WORK ITEM: Each line below that holds the string "icon" counts once; report the total and nothing else.
═════ AVAILABLE DATA ═════
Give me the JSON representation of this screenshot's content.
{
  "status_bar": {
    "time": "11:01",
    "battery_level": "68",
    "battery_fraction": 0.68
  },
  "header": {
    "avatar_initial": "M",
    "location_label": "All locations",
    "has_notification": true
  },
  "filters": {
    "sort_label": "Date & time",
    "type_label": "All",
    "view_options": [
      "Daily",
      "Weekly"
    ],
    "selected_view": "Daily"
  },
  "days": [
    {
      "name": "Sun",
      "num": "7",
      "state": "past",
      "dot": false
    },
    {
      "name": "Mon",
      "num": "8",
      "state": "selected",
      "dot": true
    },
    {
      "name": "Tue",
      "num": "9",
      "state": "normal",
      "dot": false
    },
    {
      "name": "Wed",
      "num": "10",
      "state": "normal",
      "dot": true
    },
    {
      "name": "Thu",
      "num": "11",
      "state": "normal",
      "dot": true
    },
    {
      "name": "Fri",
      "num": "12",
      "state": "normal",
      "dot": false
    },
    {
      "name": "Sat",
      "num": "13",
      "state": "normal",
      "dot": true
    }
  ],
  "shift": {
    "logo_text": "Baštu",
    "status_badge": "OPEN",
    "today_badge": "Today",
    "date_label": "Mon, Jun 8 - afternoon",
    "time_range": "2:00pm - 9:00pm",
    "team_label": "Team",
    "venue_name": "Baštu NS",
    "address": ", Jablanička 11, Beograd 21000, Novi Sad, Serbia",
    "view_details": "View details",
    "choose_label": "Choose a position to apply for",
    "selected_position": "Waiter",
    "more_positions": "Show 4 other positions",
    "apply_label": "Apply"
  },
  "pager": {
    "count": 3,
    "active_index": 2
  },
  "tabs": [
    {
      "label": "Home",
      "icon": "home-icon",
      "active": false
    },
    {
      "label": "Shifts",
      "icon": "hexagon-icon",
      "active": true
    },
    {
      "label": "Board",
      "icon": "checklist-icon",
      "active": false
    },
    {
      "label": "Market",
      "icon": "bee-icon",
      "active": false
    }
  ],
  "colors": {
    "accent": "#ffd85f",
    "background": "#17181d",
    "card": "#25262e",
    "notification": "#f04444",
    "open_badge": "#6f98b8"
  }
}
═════
RESULT FOR THIS TASK: 4